● Directions: The full set of entries has to be output exactly.

(Interface dataset entries)
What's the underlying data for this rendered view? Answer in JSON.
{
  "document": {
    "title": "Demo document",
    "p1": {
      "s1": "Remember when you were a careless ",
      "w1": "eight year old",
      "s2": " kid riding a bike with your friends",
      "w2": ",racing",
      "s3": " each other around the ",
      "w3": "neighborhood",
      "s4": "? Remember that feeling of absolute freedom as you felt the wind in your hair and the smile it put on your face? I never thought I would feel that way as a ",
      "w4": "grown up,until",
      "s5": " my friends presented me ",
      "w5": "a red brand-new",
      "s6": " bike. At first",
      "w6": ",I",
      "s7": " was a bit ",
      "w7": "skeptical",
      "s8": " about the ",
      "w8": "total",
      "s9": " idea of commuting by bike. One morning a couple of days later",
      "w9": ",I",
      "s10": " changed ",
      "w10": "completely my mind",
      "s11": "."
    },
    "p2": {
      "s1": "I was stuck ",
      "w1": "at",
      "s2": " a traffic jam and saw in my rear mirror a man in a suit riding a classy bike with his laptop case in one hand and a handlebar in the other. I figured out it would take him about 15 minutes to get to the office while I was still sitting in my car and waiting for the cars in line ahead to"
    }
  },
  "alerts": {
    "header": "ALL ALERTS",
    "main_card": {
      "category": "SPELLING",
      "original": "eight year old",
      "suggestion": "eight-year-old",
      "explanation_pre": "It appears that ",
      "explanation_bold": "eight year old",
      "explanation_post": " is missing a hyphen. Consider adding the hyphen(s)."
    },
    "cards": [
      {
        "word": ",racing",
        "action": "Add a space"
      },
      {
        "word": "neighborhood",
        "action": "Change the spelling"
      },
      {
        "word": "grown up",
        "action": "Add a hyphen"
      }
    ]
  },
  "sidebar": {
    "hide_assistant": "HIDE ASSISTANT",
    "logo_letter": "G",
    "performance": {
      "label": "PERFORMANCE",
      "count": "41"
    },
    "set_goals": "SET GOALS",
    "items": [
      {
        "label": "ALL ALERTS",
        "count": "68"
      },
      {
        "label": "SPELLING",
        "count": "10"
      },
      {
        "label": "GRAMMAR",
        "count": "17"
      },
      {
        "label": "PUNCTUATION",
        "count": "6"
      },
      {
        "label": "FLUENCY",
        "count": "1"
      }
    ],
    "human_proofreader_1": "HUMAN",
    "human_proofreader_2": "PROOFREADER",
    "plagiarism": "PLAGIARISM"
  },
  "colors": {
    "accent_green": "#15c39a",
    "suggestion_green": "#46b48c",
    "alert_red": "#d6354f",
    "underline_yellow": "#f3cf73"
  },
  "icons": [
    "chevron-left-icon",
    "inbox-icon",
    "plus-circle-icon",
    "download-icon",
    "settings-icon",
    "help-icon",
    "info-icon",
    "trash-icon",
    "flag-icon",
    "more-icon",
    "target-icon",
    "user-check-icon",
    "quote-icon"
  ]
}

● Answer to this task:
What's the underlying data for this rendered view? Answer in JSON.
{
  "document": {
    "title": "Demo document",
    "p1": {
      "s1": "Remember when you were a careless ",
      "w1": "eight year old",
      "s2": " kid riding a bike with your friends",
      "w2": ",racing",
      "s3": " each other around the ",
      "w3": "neighborhood",
      "s4": "? Remember that feeling of absolute freedom as you felt the wind in your hair and the smile it put on your face? I never thought I would feel that way as a ",
      "w4": "grown up,until",
      "s5": " my friends presented me ",
      "w5": "a red brand-new",
      "s6": " bike. At first",
      "w6": ",I",
      "s7": " was a bit ",
      "w7": "skeptical",
      "s8": " about the ",
      "w8": "total",
      "s9": " idea of commuting by bike. One morning a couple of days later",
      "w9": ",I",
      "s10": " changed ",
      "w10": "completely my mind",
      "s11": "."
    },
    "p2": {
      "s1": "I was stuck ",
      "w1": "at",
      "s2": " a traffic jam and saw in my rear mirror a man in a suit riding a classy bike with his laptop case in one hand and a handlebar in the other. I figured out it would take him about 15 minutes to get to the office while I was still sitting in my car and waiting for the cars in line ahead to"
    }
  },
  "alerts": {
    "header": "ALL ALERTS",
    "main_card": {
      "category": "SPELLING",
      "original": "eight year old",
      "suggestion": "eight-year-old",
      "explanation_pre": "It appears that ",
      "explanation_bold": "eight year old",
      "explanation_post": " is missing a hyphen. Consider adding the hyphen(s)."
    },
    "cards": [
      {
        "word": ",racing",
        "action": "Add a space"
      },
      {
        "word": "neighborhood",
        "action": "Change the spelling"
      },
      {
        "word": "grown up",
        "action": "Add a hyphen"
      }
    ]
  },
  "sidebar": {
    "hide_assistant": "HIDE ASSISTANT",
    "logo_letter": "G",
    "performance": {
      "label": "PERFORMANCE",
      "count": "41"
    },
    "set_goals": "SET GOALS",
    "items": [
      {
        "label": "ALL ALERTS",
        "count": "68"
      },
      {
        "label": "SPELLING",
        "count": "10"
      },
      {
        "label": "GRAMMAR",
        "count": "17"
      },
      {
        "label": "PUNCTUATION",
        "count": "6"
      },
      {
        "label": "FLUENCY",
        "count": "1"
      }
    ],
    "human_proofreader_1": "HUMAN",
    "human_proofreader_2": "PROOFREADER",
    "plagiarism": "PLAGIARISM"
  },
  "colors": {
    "accent_green": "#15c39a",
    "suggestion_green": "#46b48c",
    "alert_red": "#d6354f",
    "underline_yellow": "#f3cf73"
  },
  "icons": [
    "chevron-left-icon",
    "inbox-icon",
    "plus-circle-icon",
    "download-icon",
    "settings-icon",
    "help-icon",
    "info-icon",
    "trash-icon",
    "flag-icon",
    "more-icon",
    "target-icon",
    "user-check-icon",
    "quote-icon"
  ]
}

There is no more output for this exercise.